You are asked to filter the data below and copy every line holding "skin".

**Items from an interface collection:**
---+---
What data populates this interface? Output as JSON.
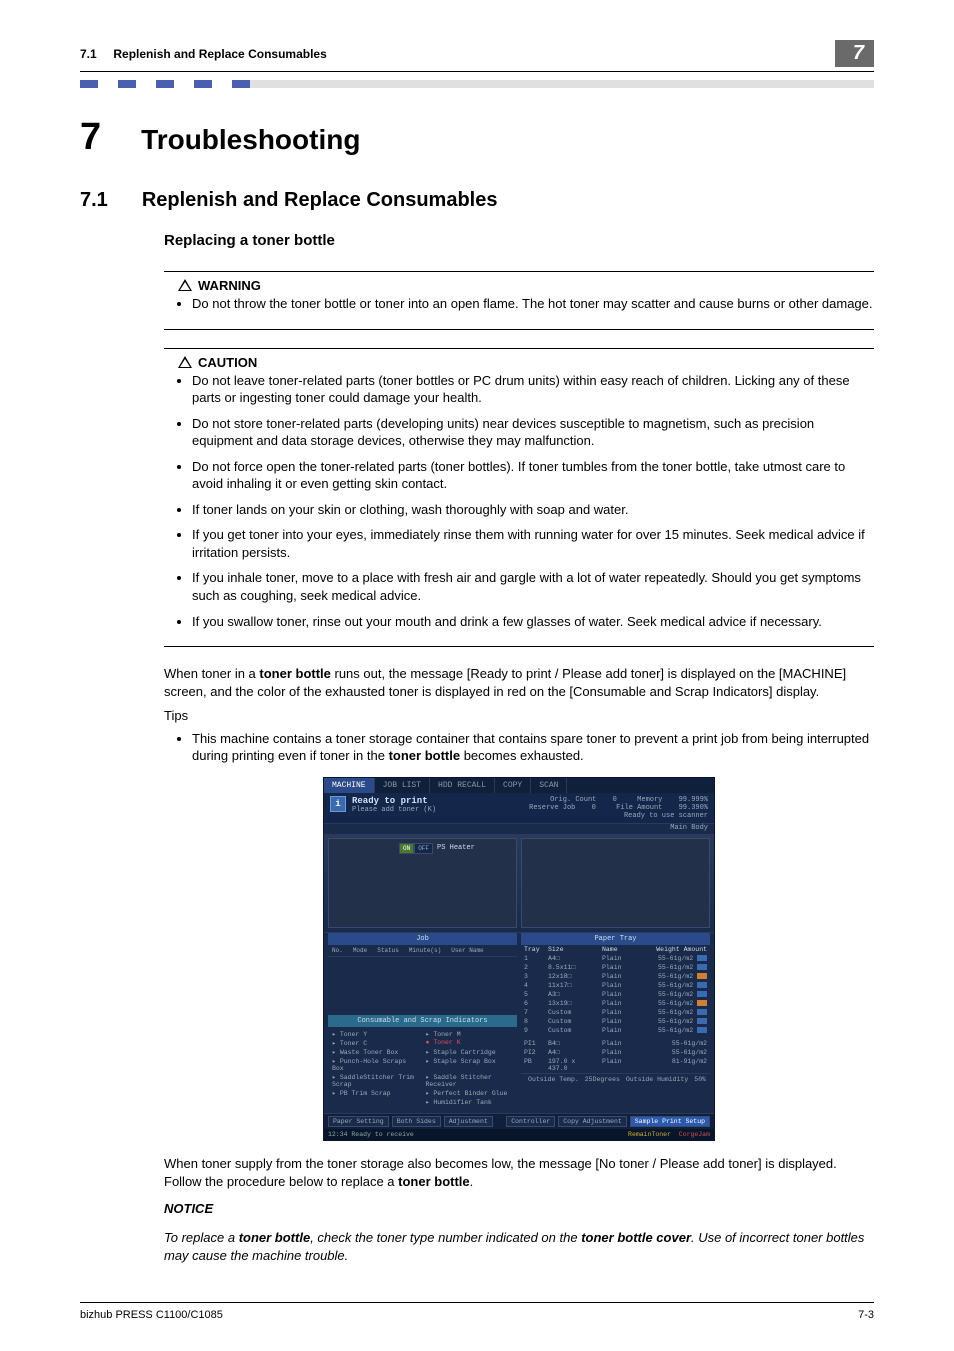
{
  "header": {
    "section_ref": "7.1",
    "section_name": "Replenish and Replace Consumables",
    "chapter_badge": "7"
  },
  "chapter": {
    "num": "7",
    "title": "Troubleshooting"
  },
  "section": {
    "num": "7.1",
    "title": "Replenish and Replace Consumables"
  },
  "subheading": "Replacing a toner bottle",
  "warning": {
    "label": "WARNING",
    "items": [
      "Do not throw the toner bottle or toner into an open flame. The hot toner may scatter and cause burns or other damage."
    ]
  },
  "caution": {
    "label": "CAUTION",
    "items": [
      "Do not leave toner-related parts (toner bottles or PC drum units) within easy reach of children. Licking any of these parts or ingesting toner could damage your health.",
      "Do not store toner-related parts (developing units) near devices susceptible to magnetism, such as precision equipment and data storage devices, otherwise they may malfunction.",
      "Do not force open the toner-related parts (toner bottles). If toner tumbles from the toner bottle, take utmost care to avoid inhaling it or even getting skin contact.",
      "If toner lands on your skin or clothing, wash thoroughly with soap and water.",
      "If you get toner into your eyes, immediately rinse them with running water for over 15 minutes. Seek medical advice if irritation persists.",
      "If you inhale toner, move to a place with fresh air and gargle with a lot of water repeatedly. Should you get symptoms such as coughing, seek medical advice.",
      "If you swallow toner, rinse out your mouth and drink a few glasses of water. Seek medical advice if necessary."
    ]
  },
  "body": {
    "p1a": "When toner in a ",
    "p1b": "toner bottle",
    "p1c": " runs out, the message [Ready to print / Please add toner] is displayed on the [MACHINE] screen, and the color of the exhausted toner is displayed in red on the [Consumable and Scrap Indicators] display.",
    "tips_label": "Tips",
    "tip1a": "This machine contains a toner storage container that contains spare toner to prevent a print job from being interrupted during printing even if toner in the ",
    "tip1b": "toner bottle",
    "tip1c": " becomes exhausted.",
    "p2a": "When toner supply from the toner storage also becomes low, the message [No toner / Please add toner] is displayed. Follow the procedure below to replace a ",
    "p2b": "toner bottle",
    "p2c": ".",
    "notice_head": "NOTICE",
    "notice_a": "To replace a ",
    "notice_b": "toner bottle",
    "notice_c": ", check the toner type number indicated on the ",
    "notice_d": "toner bottle cover",
    "notice_e": ". Use of incorrect toner bottles may cause the machine trouble."
  },
  "screen": {
    "tabs": [
      "MACHINE",
      "JOB LIST",
      "HDD RECALL",
      "COPY",
      "SCAN"
    ],
    "ready_l1": "Ready to print",
    "ready_l2": "Please add toner (K)",
    "main_body": "Main Body",
    "meta": {
      "orig_count_l": "Orig. Count",
      "orig_count_v": "0",
      "memory_l": "Memory",
      "memory_v": "99.999%",
      "reserve_l": "Reserve Job",
      "reserve_v": "0",
      "file_l": "File Amount",
      "file_v": "99.390%",
      "scanner": "Ready to use scanner"
    },
    "heater": {
      "on": "ON",
      "off": "OFF",
      "label": "PS Heater"
    },
    "job_head": "Job",
    "job_cols": [
      "No.",
      "Mode",
      "Status",
      "Minute(s)",
      "User Name"
    ],
    "tray_head": "Paper Tray",
    "tray_cols": [
      "Tray",
      "Size",
      "Name",
      "Weight",
      "Amount"
    ],
    "trays": [
      {
        "n": "1",
        "size": "A4□",
        "name": "Plain",
        "wt": "55-61g/m2",
        "amt": "norm"
      },
      {
        "n": "2",
        "size": "8.5x11□",
        "name": "Plain",
        "wt": "55-61g/m2",
        "amt": "norm"
      },
      {
        "n": "3",
        "size": "12x18□",
        "name": "Plain",
        "wt": "55-61g/m2",
        "amt": "low"
      },
      {
        "n": "4",
        "size": "11x17□",
        "name": "Plain",
        "wt": "55-61g/m2",
        "amt": "norm"
      },
      {
        "n": "5",
        "size": "A3□",
        "name": "Plain",
        "wt": "55-61g/m2",
        "amt": "norm"
      },
      {
        "n": "6",
        "size": "13x19□",
        "name": "Plain",
        "wt": "55-61g/m2",
        "amt": "low"
      },
      {
        "n": "7",
        "size": "Custom",
        "name": "Plain",
        "wt": "55-61g/m2",
        "amt": "norm"
      },
      {
        "n": "8",
        "size": "Custom",
        "name": "Plain",
        "wt": "55-61g/m2",
        "amt": "norm"
      },
      {
        "n": "9",
        "size": "Custom",
        "name": "Plain",
        "wt": "55-61g/m2",
        "amt": "norm"
      }
    ],
    "pi": [
      {
        "n": "PI1",
        "size": "B4□",
        "name": "Plain",
        "wt": "55-61g/m2"
      },
      {
        "n": "PI2",
        "size": "A4□",
        "name": "Plain",
        "wt": "55-61g/m2"
      },
      {
        "n": "PB",
        "size": "197.0 x 437.0",
        "name": "Plain",
        "wt": "81-91g/m2"
      }
    ],
    "cons_head": "Consumable and Scrap Indicators",
    "cons": {
      "l": [
        "Toner Y",
        "Toner C",
        "Waste Toner Box",
        "Punch-Hole Scraps Box",
        "SaddleStitcher Trim Scrap",
        "PB Trim Scrap"
      ],
      "r": [
        "Toner M",
        "Toner K",
        "Staple Cartridge",
        "Staple Scrap Box",
        "Saddle Stitcher Receiver",
        "Perfect Binder Glue",
        "Humidifier Tank"
      ]
    },
    "env": {
      "temp_l": "Outside Temp.",
      "temp_v": "25Degrees",
      "hum_l": "Outside Humidity",
      "hum_v": "50%"
    },
    "foot_btns_l": [
      "Paper Setting",
      "Both Sides",
      "Adjustment"
    ],
    "foot_btns_r": [
      "Controller",
      "Copy Adjustment",
      "Sample Print Setup"
    ],
    "status_l": "12:34  Ready to receive",
    "status_r1": "RemainToner",
    "status_r2": "CorgeJam"
  },
  "footer": {
    "left": "bizhub PRESS C1100/C1085",
    "right": "7-3"
  }
}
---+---
**Output:**
      "Do not force open the toner-related parts (toner bottles). If toner tumbles from the toner bottle, take utmost care to avoid inhaling it or even getting skin contact.",
      "If toner lands on your skin or clothing, wash thoroughly with soap and water.",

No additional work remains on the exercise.